▸ Activity: Each line of the data below that carries the word "拓展信息" needs to be copied.

▸ Data:
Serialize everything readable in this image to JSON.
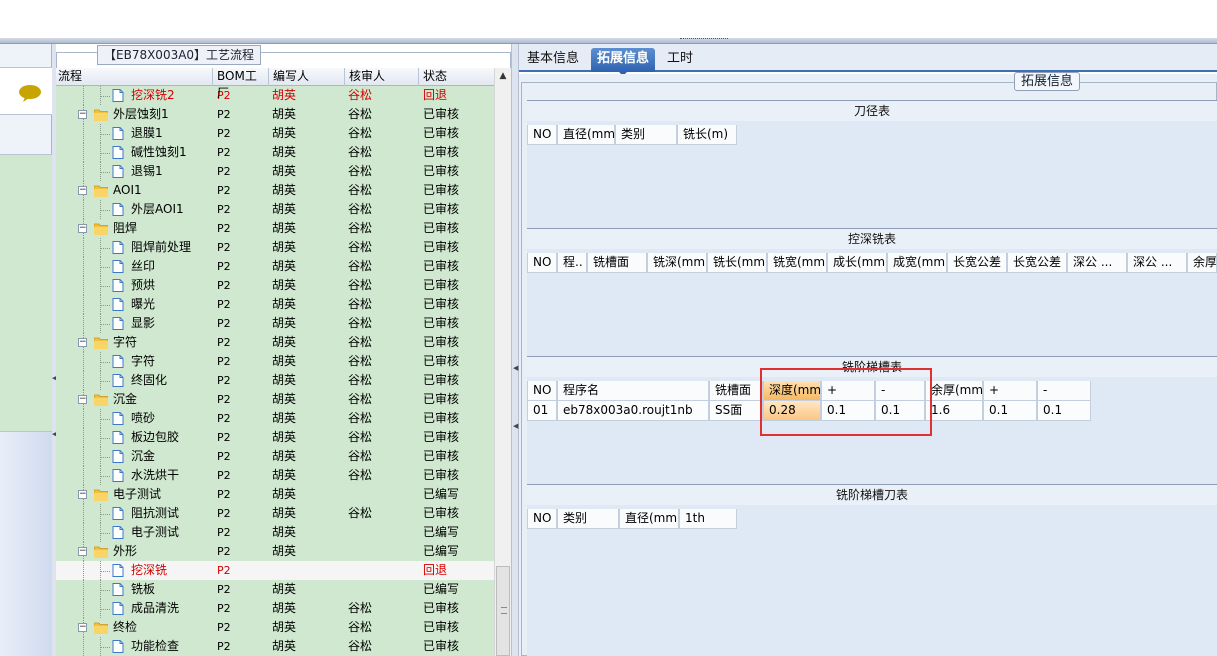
{
  "tree_panel": {
    "group_title": "【EB78X003A0】工艺流程",
    "columns": [
      "流程",
      "BOM工厂",
      "编写人",
      "核审人",
      "状态"
    ],
    "rows": [
      {
        "name": "挖深铣2",
        "level": 2,
        "type": "doc",
        "factory": "P2",
        "writer": "胡英",
        "reviewer": "谷松",
        "status": "回退",
        "red": true
      },
      {
        "name": "外层蚀刻1",
        "level": 1,
        "type": "folder",
        "factory": "P2",
        "writer": "胡英",
        "reviewer": "谷松",
        "status": "已审核"
      },
      {
        "name": "退膜1",
        "level": 2,
        "type": "doc",
        "factory": "P2",
        "writer": "胡英",
        "reviewer": "谷松",
        "status": "已审核"
      },
      {
        "name": "碱性蚀刻1",
        "level": 2,
        "type": "doc",
        "factory": "P2",
        "writer": "胡英",
        "reviewer": "谷松",
        "status": "已审核"
      },
      {
        "name": "退锡1",
        "level": 2,
        "type": "doc",
        "factory": "P2",
        "writer": "胡英",
        "reviewer": "谷松",
        "status": "已审核"
      },
      {
        "name": "AOI1",
        "level": 1,
        "type": "folder",
        "factory": "P2",
        "writer": "胡英",
        "reviewer": "谷松",
        "status": "已审核"
      },
      {
        "name": "外层AOI1",
        "level": 2,
        "type": "doc",
        "factory": "P2",
        "writer": "胡英",
        "reviewer": "谷松",
        "status": "已审核"
      },
      {
        "name": "阻焊",
        "level": 1,
        "type": "folder",
        "factory": "P2",
        "writer": "胡英",
        "reviewer": "谷松",
        "status": "已审核"
      },
      {
        "name": "阻焊前处理",
        "level": 2,
        "type": "doc",
        "factory": "P2",
        "writer": "胡英",
        "reviewer": "谷松",
        "status": "已审核"
      },
      {
        "name": "丝印",
        "level": 2,
        "type": "doc",
        "factory": "P2",
        "writer": "胡英",
        "reviewer": "谷松",
        "status": "已审核"
      },
      {
        "name": "预烘",
        "level": 2,
        "type": "doc",
        "factory": "P2",
        "writer": "胡英",
        "reviewer": "谷松",
        "status": "已审核"
      },
      {
        "name": "曝光",
        "level": 2,
        "type": "doc",
        "factory": "P2",
        "writer": "胡英",
        "reviewer": "谷松",
        "status": "已审核"
      },
      {
        "name": "显影",
        "level": 2,
        "type": "doc",
        "factory": "P2",
        "writer": "胡英",
        "reviewer": "谷松",
        "status": "已审核"
      },
      {
        "name": "字符",
        "level": 1,
        "type": "folder",
        "factory": "P2",
        "writer": "胡英",
        "reviewer": "谷松",
        "status": "已审核"
      },
      {
        "name": "字符",
        "level": 2,
        "type": "doc",
        "factory": "P2",
        "writer": "胡英",
        "reviewer": "谷松",
        "status": "已审核"
      },
      {
        "name": "终固化",
        "level": 2,
        "type": "doc",
        "factory": "P2",
        "writer": "胡英",
        "reviewer": "谷松",
        "status": "已审核"
      },
      {
        "name": "沉金",
        "level": 1,
        "type": "folder",
        "factory": "P2",
        "writer": "胡英",
        "reviewer": "谷松",
        "status": "已审核"
      },
      {
        "name": "喷砂",
        "level": 2,
        "type": "doc",
        "factory": "P2",
        "writer": "胡英",
        "reviewer": "谷松",
        "status": "已审核"
      },
      {
        "name": "板边包胶",
        "level": 2,
        "type": "doc",
        "factory": "P2",
        "writer": "胡英",
        "reviewer": "谷松",
        "status": "已审核"
      },
      {
        "name": "沉金",
        "level": 2,
        "type": "doc",
        "factory": "P2",
        "writer": "胡英",
        "reviewer": "谷松",
        "status": "已审核"
      },
      {
        "name": "水洗烘干",
        "level": 2,
        "type": "doc",
        "factory": "P2",
        "writer": "胡英",
        "reviewer": "谷松",
        "status": "已审核"
      },
      {
        "name": "电子测试",
        "level": 1,
        "type": "folder",
        "factory": "P2",
        "writer": "胡英",
        "reviewer": "",
        "status": "已编写"
      },
      {
        "name": "阻抗测试",
        "level": 2,
        "type": "doc",
        "factory": "P2",
        "writer": "胡英",
        "reviewer": "谷松",
        "status": "已审核"
      },
      {
        "name": "电子测试",
        "level": 2,
        "type": "doc",
        "factory": "P2",
        "writer": "胡英",
        "reviewer": "",
        "status": "已编写"
      },
      {
        "name": "外形",
        "level": 1,
        "type": "folder",
        "factory": "P2",
        "writer": "胡英",
        "reviewer": "",
        "status": "已编写"
      },
      {
        "name": "挖深铣",
        "level": 2,
        "type": "doc",
        "factory": "P2",
        "writer": "",
        "reviewer": "",
        "status": "回退",
        "red": true,
        "selected": true
      },
      {
        "name": "铣板",
        "level": 2,
        "type": "doc",
        "factory": "P2",
        "writer": "胡英",
        "reviewer": "",
        "status": "已编写"
      },
      {
        "name": "成品清洗",
        "level": 2,
        "type": "doc",
        "factory": "P2",
        "writer": "胡英",
        "reviewer": "谷松",
        "status": "已审核"
      },
      {
        "name": "终检",
        "level": 1,
        "type": "folder",
        "factory": "P2",
        "writer": "胡英",
        "reviewer": "谷松",
        "status": "已审核"
      },
      {
        "name": "功能检查",
        "level": 2,
        "type": "doc",
        "factory": "P2",
        "writer": "胡英",
        "reviewer": "谷松",
        "status": "已审核"
      }
    ]
  },
  "tabs": [
    "基本信息",
    "拓展信息",
    "工时"
  ],
  "active_tab": "拓展信息",
  "ext_legend": "拓展信息",
  "sections": {
    "tool_diameter": {
      "title": "刀径表",
      "headers": [
        "NO",
        "直径(mm)",
        "类别",
        "铣长(m)"
      ]
    },
    "deep_milling": {
      "title": "控深铣表",
      "headers": [
        "NO",
        "程..",
        "铣槽面",
        "铣深(mm)",
        "铣长(mm)",
        "铣宽(mm)",
        "成长(mm)",
        "成宽(mm)",
        "长宽公差",
        "长宽公差",
        "深公 ...",
        "深公 ...",
        "余厚"
      ]
    },
    "step_slot": {
      "title": "铣阶梯槽表",
      "headers": [
        "NO",
        "程序名",
        "铣槽面",
        "深度(mm)",
        "+",
        "-",
        "余厚(mm)",
        "+",
        "-"
      ],
      "rows": [
        [
          "01",
          "eb78x003a0.roujt1nb",
          "SS面",
          "0.28",
          "0.1",
          "0.1",
          "1.6",
          "0.1",
          "0.1"
        ]
      ]
    },
    "step_slot_tool": {
      "title": "铣阶梯槽刀表",
      "headers": [
        "NO",
        "类别",
        "直径(mm)",
        "1th"
      ]
    }
  },
  "colors": {
    "tree_bg": "#cfe8cf",
    "red_status": "#d40000",
    "active_tab": "#2f62ae",
    "highlight_box": "#e03030"
  }
}
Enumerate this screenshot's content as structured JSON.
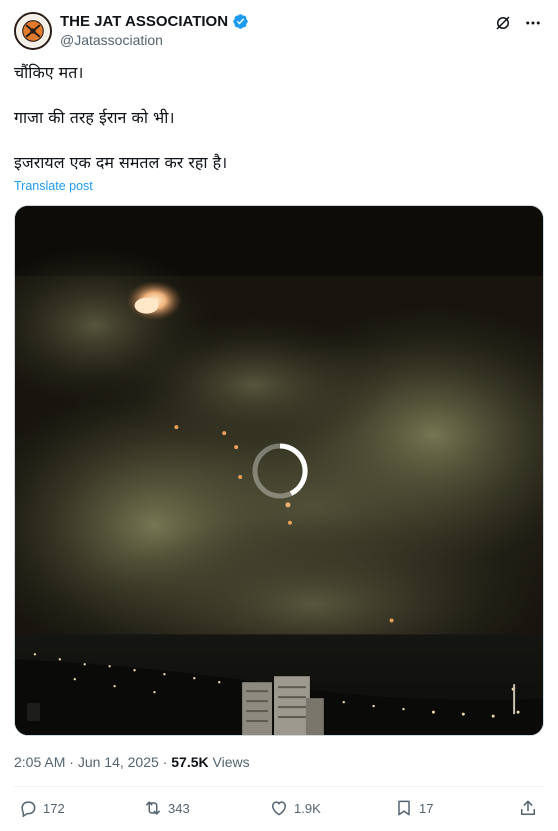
{
  "author": {
    "name": "THE JAT ASSOCIATION",
    "handle": "@Jatassociation"
  },
  "tweet": {
    "lines": [
      "चौंकिए मत।",
      "गाजा की तरह ईरान को भी।",
      "इजरायल एक दम समतल कर रहा है।"
    ],
    "translate_label": "Translate post"
  },
  "meta": {
    "time": "2:05 AM",
    "separator": "·",
    "date": "Jun 14, 2025",
    "views_count": "57.5K",
    "views_label": "Views"
  },
  "actions": {
    "replies": "172",
    "reposts": "343",
    "likes": "1.9K",
    "bookmarks": "17"
  },
  "icons": {
    "verified": "verified-badge-icon",
    "grok": "grok-icon",
    "more": "more-options-icon",
    "loading": "loading-spinner-icon",
    "reply": "reply-icon",
    "repost": "repost-icon",
    "like": "like-icon",
    "bookmark": "bookmark-icon",
    "share": "share-icon"
  },
  "colors": {
    "accent": "#1d9bf0",
    "text": "#0f1419",
    "muted": "#536471"
  }
}
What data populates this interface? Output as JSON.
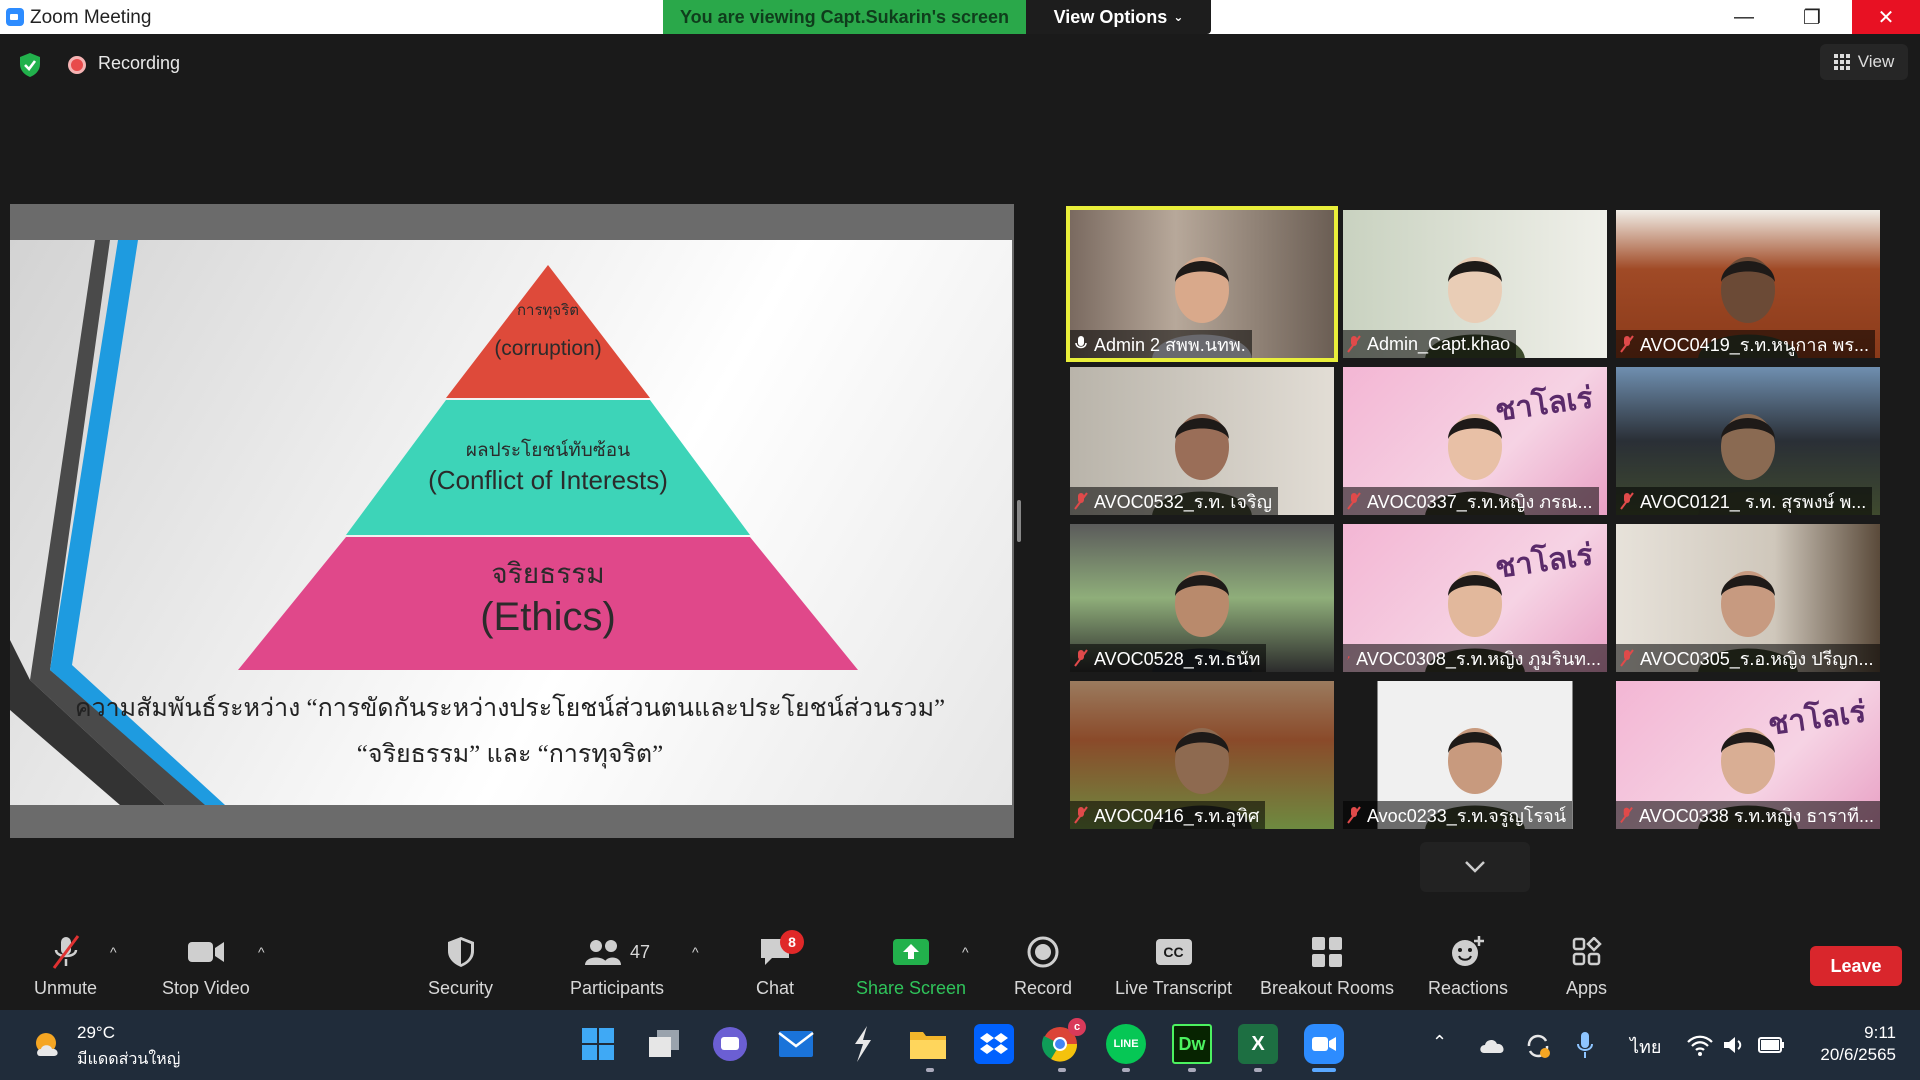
{
  "window": {
    "title": "Zoom Meeting",
    "viewing_banner": "You are viewing Capt.Sukarin's screen",
    "view_options_label": "View Options",
    "minimize": "—",
    "maximize": "❐",
    "close": "✕"
  },
  "status": {
    "recording_label": "Recording",
    "view_label": "View"
  },
  "slide": {
    "top_thai": "การทุจริต",
    "top_en": "(corruption)",
    "mid_thai": "ผลประโยชน์ทับซ้อน",
    "mid_en": "(Conflict of Interests)",
    "bottom_thai": "จริยธรรม",
    "bottom_en": "(Ethics)",
    "caption_line1": "ความสัมพันธ์ระหว่าง “การขัดกันระหว่างประโยชน์ส่วนตนและประโยชน์ส่วนรวม”",
    "caption_line2": "“จริยธรรม” และ “การทุจริต”",
    "colors": {
      "top": "#de4a3a",
      "middle": "#3dd4b8",
      "bottom": "#e0488a",
      "accent_blue": "#1e9be0"
    }
  },
  "participants": [
    {
      "name": "Admin 2 สพพ.นทพ.",
      "muted": false,
      "active": true
    },
    {
      "name": "Admin_Capt.khao",
      "muted": true,
      "active": false
    },
    {
      "name": "AVOC0419_ร.ท.หนูกาล พร...",
      "muted": true,
      "active": false
    },
    {
      "name": "AVOC0532_ร.ท. เจริญ",
      "muted": true,
      "active": false
    },
    {
      "name": "AVOC0337_ร.ท.หญิง ภรณ...",
      "muted": true,
      "active": false
    },
    {
      "name": "AVOC0121_ ร.ท. สุรพงษ์ พ...",
      "muted": true,
      "active": false
    },
    {
      "name": "AVOC0528_ร.ท.ธนัท",
      "muted": true,
      "active": false
    },
    {
      "name": "AVOC0308_ร.ท.หญิง ภูมรินท...",
      "muted": true,
      "active": false
    },
    {
      "name": "AVOC0305_ร.อ.หญิง ปรีญก...",
      "muted": true,
      "active": false
    },
    {
      "name": "AVOC0416_ร.ท.อุทิศ",
      "muted": true,
      "active": false
    },
    {
      "name": "Avoc0233_ร.ท.จรูญโรจน์",
      "muted": true,
      "active": false
    },
    {
      "name": "AVOC0338 ร.ท.หญิง ธาราที...",
      "muted": true,
      "active": false
    }
  ],
  "background_text": "ชาโลเร่",
  "toolbar": {
    "unmute": "Unmute",
    "stop_video": "Stop Video",
    "security": "Security",
    "participants": "Participants",
    "participants_count": "47",
    "chat": "Chat",
    "chat_badge": "8",
    "share_screen": "Share Screen",
    "record": "Record",
    "live_transcript": "Live Transcript",
    "breakout_rooms": "Breakout Rooms",
    "reactions": "Reactions",
    "apps": "Apps",
    "leave": "Leave",
    "cc": "CC"
  },
  "taskbar": {
    "temperature": "29°C",
    "weather": "มีแดดส่วนใหญ่",
    "language": "ไทย",
    "time": "9:11",
    "date": "20/6/2565",
    "dw_label": "Dw",
    "excel_label": "X",
    "line_label": "LINE",
    "chrome_badge": "c"
  },
  "colors": {
    "zoom_blue": "#2d8cff",
    "banner_green": "#2aa84a",
    "leave_red": "#d9262c",
    "share_green": "#22b14c",
    "active_speaker": "#e9ef3a"
  }
}
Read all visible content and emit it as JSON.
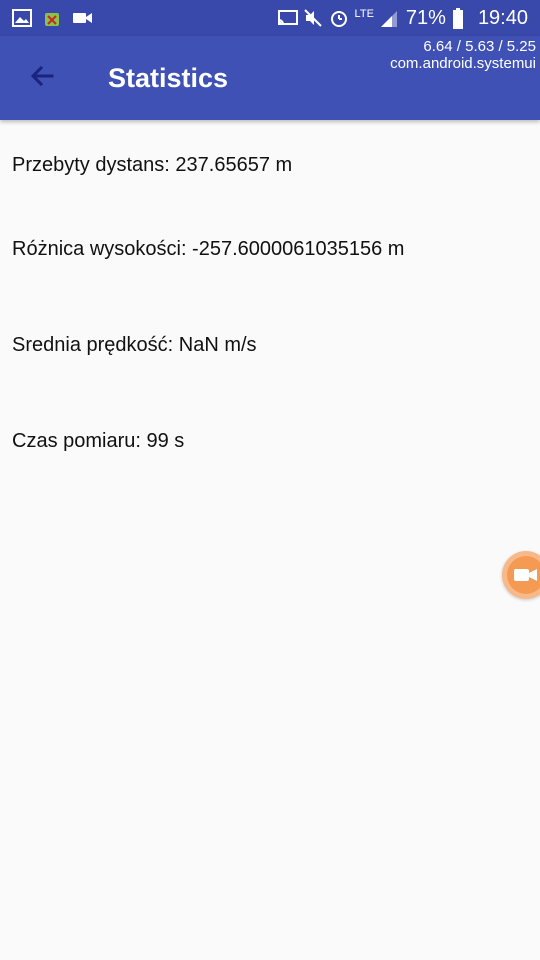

▸ Exercise solution:
    "拓展信息",
  "active_tab": "拓展信息",
  "ext_legend": "拓展信息",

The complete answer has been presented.